Table 17. Signs and symptoms of dehydration.
? Muscle cramps
? Nausea and vomiting
? Heat sensations in the head
? Decreased performance
PREVENTION AND MANAGEMENT
Sports drinks and energy drinks are commonly seen in advertisements and differ in their ingredients. A sports drink is designed to provide re-hydration during or after an athletic activity. Most sports drinks contain six to eight percent carbohydrate solution and are a good source of electrolytes. Carbohydrate and electrolyte concentrations are formulated to allow the body’s gastrointestinal tract to absorb the fluid as efficiently as possible.
Sports drinks can provide water, energy and appropriate electrolytes during competition. A carbohydrate concentration of six to eight percent can provide energy, while the higher concentration of carbohydrates found in juices and energy drinks will produce slow emptying of the stomach and may leave the athlete feeling bloated. The lower concentration of sodium found in sports drinks may also help avoid abdominal cramping. While sports drinks provide some benefits during exercise (Table 18), the main focus of an athlete’s hydration protocol should be on water. With an adequate diet and water intake, athletes will be properly prepared for practice and competition.
Table 18. Indications for the use of sports drinks.
Traditional sports drinks with appropriate carbohydrates and sodium
may provide additional benefit in the following general situations:

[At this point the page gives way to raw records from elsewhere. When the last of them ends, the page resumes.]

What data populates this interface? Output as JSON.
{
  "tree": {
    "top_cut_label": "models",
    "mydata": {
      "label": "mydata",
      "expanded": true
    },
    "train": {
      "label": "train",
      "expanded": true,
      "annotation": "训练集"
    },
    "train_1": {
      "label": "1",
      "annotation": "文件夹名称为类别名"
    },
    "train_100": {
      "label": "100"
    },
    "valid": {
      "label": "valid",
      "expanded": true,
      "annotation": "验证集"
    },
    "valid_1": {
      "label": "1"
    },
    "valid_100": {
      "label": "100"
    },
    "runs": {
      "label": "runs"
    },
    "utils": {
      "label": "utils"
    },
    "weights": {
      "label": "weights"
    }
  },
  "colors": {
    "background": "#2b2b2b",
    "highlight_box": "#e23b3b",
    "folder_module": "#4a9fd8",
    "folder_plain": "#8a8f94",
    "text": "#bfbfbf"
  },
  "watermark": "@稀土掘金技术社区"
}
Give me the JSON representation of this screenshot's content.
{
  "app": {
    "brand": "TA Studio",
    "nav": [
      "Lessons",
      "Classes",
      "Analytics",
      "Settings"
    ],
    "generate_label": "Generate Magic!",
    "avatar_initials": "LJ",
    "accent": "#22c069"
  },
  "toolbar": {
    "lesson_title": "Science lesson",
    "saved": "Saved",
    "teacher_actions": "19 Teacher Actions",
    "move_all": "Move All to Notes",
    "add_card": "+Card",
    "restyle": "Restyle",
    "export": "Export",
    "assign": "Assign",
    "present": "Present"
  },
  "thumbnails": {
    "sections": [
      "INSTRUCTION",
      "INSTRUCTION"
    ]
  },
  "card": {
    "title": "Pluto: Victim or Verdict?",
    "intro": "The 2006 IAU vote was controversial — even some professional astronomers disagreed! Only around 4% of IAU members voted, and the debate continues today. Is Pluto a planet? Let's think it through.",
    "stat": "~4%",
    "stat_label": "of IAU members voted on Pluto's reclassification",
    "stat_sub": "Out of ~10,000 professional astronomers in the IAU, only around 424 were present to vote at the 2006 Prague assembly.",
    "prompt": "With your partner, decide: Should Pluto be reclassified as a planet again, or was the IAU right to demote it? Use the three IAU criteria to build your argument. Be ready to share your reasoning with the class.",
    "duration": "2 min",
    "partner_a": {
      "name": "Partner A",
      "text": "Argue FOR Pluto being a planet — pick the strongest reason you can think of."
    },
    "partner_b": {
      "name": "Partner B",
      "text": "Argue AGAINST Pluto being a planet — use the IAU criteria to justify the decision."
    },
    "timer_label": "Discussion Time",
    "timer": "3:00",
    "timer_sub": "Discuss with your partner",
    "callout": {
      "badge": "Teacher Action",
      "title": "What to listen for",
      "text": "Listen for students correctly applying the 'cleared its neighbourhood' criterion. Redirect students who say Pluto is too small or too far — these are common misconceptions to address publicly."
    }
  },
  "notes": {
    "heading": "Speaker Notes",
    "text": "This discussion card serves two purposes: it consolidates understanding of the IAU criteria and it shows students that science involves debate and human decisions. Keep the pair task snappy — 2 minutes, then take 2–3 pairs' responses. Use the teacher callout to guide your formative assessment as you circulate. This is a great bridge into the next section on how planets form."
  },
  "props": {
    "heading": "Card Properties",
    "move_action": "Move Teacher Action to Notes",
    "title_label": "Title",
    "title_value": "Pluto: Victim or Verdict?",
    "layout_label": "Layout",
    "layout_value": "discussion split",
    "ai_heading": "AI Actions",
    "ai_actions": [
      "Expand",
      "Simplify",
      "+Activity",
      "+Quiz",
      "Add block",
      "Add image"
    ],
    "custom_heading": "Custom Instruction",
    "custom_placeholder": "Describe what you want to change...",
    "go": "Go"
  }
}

? Prolonged continuous activity of greater than 45 minutes
? Extremely intense activity with risk of heat illness
? Hot and humid conditions
? Individuals who are poorly hydrated prior to participation
? Individuals with an increased sweat rate
? Individuals with poor caloric intake prior to participation
? Individuals with poor acclimatization to heat and humidity
Energy drinks were originally marketed towards athletes as a means of rehydration and electrolyte replacement during activity. Companies that manufactured the energy drinks claimed they improved performance on the field – both in practice and games. In recent years, energy drink companies have targeted the general population and the market has been saturated with different energy drinks containing many different ingredients.
In 2006, nearly 500 new energy drink brands were introduced, often touting false claims of performance enhancement and improved recovery. Energy drinks may contain carbohydrates, caffeine, taurine and other substances that manufacturers claim enhance performance. Energy drinks ARE NOTrecommended for pre-hydration or rehydration during or after activity. Some ingredients, such as caffeine, may act as a diuretic, and can lead to even greater fluid loss. Please see the NFHS Position Statement on The Use of Energy Drinks by Young Athletes.
Casa DJ, et al. National Athletic Trainers’ Association Position Statement: Fluid replacement for athletes. Journal of Athletic Training 2000; 35:212-224.
McKeag DB, Moeller JL. ACSM’s Primary Care Sports Medicine. 2nd Ed, Philadelphia: Wolters Kluwer/Lippincott Williams & Wilkins, 2007.
Position Statement and Recommendations for Hydration to Minimize the Risk for Dehydration and Heat Illness, National Federation of State High School Associations; Sport Medicine Advisory Committee. April 2008.
Position Statement and Recommendations on the Use of Energy Drinks by Young Athletes. National Federation of State High School Associations; Sport Medicine Advisory Committee.October 2008.